'Extraterritoriality' has legal usage as the state of being exempt from local law. Some years ago I used 'extraterritoriality' to describe another, imaginative, state of exemption - how ordinary Jamaicans told adventure stories about personal transport out of social-political conditions on the island. Those stories were shaped by the actual movements of friends and relatives to, especially, New York, London and Toronto. However, Jamaican social scientist Obika Gray has used the word in a different, but related, sense - one that bears directly on the current 'news' about violent street fighting between the Jamaican Defence Force and residents of Tivoli Gardens and Denham Town in Kingston, the Jamaican capital.
Since colonial independence, specific sections or 'garrisons' in Kingston have become locked in a clientalist relationship between local 'dons' and one or other of the two major political parties. The symbiosis acts in such a way that these garrisons and their bosses acquire a de facto extraterritorial status vis-a-vis the judiciary because they are protected by whichever party they ally with and support at the elections. Tivoli Gardens, until now 'run' by 'President' Coke is a classic garrison community and likewise a classic example of extraterritoriality in Gray's sense. Tivoli Gardens 'supports' the JLP 'run' by Bruce Golding. Coke is admired by many in Tivoli Gardens because he redistributes proceedings from his international business to people locally.
Enter the other President - President Obama. This president wishes the Jamaican judiciary to extradite Coke because the US government views him as a lynchpin of cocaine and marijuana smuggling in the US. Over many years, the US government has tried to control the drug market within its own borders by using military, economic (including IMF) and diplomatic leverage on Caribbean states from Colombia to Jamaica and Haiti. During the early 1990s, the US put pressure on the Jamaican government to aerial spray marijuana plantations in mountainous central Jamaica. Since the chemicals would have run down the hillsides and entered every part of the ecosystem, and perhaps because marijuana is an immense source of income for the island economy, this was resisted. In contrast to Haiti, the US government cannot simply station tens of thousands of troops in Jamaica when it chooses: Jamaica is a two party democracy, a member of the British Commonwealth with the Queen of England as the head of state (but then, those things were true of Grenada too).
So the symbiosis extends further and so does the problem of extraterritoriality. Jamaica continues to supply a large part of the Marijuana that enters the US market and also helps to service a large part of the US requirement for cocaine. In return, out of the United States come the weapons used not only in Jamaica, but Mexico and elsewhere in Central America.
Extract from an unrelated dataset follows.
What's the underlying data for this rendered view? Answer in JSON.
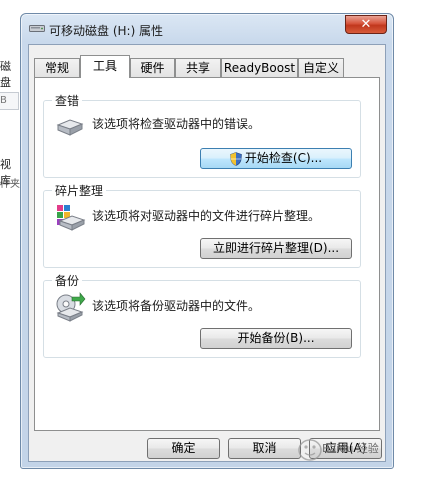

Somewhere between 400000 and 1000000 Jamaicans live legally or illegally in the US. The US government wishes to overstep the customary politics of Jamaica. Hence, Bruce Golding's (now reversed) plea: 'I am going to uphold a position that constitutional rights do not begin at Liguanea': The US embassy is in Liguanea (about six miles across town from Tivoli Gardens)... It is the extraterritorial arm of the US in Jamaica...
On Friday, one of my oldest Jamaican friends rang me from the impoverished suburb where she lives with her three children and grandchild. She was just calling because she thought I would be worried about her and the family. In truth, I had thought she would be fairly safe (whatever safe means in Kingston, Jamaica) some distance across the other side of the city. No; 'they' - an indiscriminate army-gangsters-police - 'kill people all over town'; shootouts less than a mile away, bodies in the shanties nearby. I mentioned Coke by name and she paused - 'we musn't talk too loud', because 'they' were listening. The measure of unsustainability and impossibility in the relationship of state and people in Jamaica has expanded to a new notch.
Postscript (11 June 2012):
After the extradition of Coke to the U.S. and a lengthy trial, he was sentenced to 23 years in prison. But the wider and fuller ramifications of the case remain unexplored.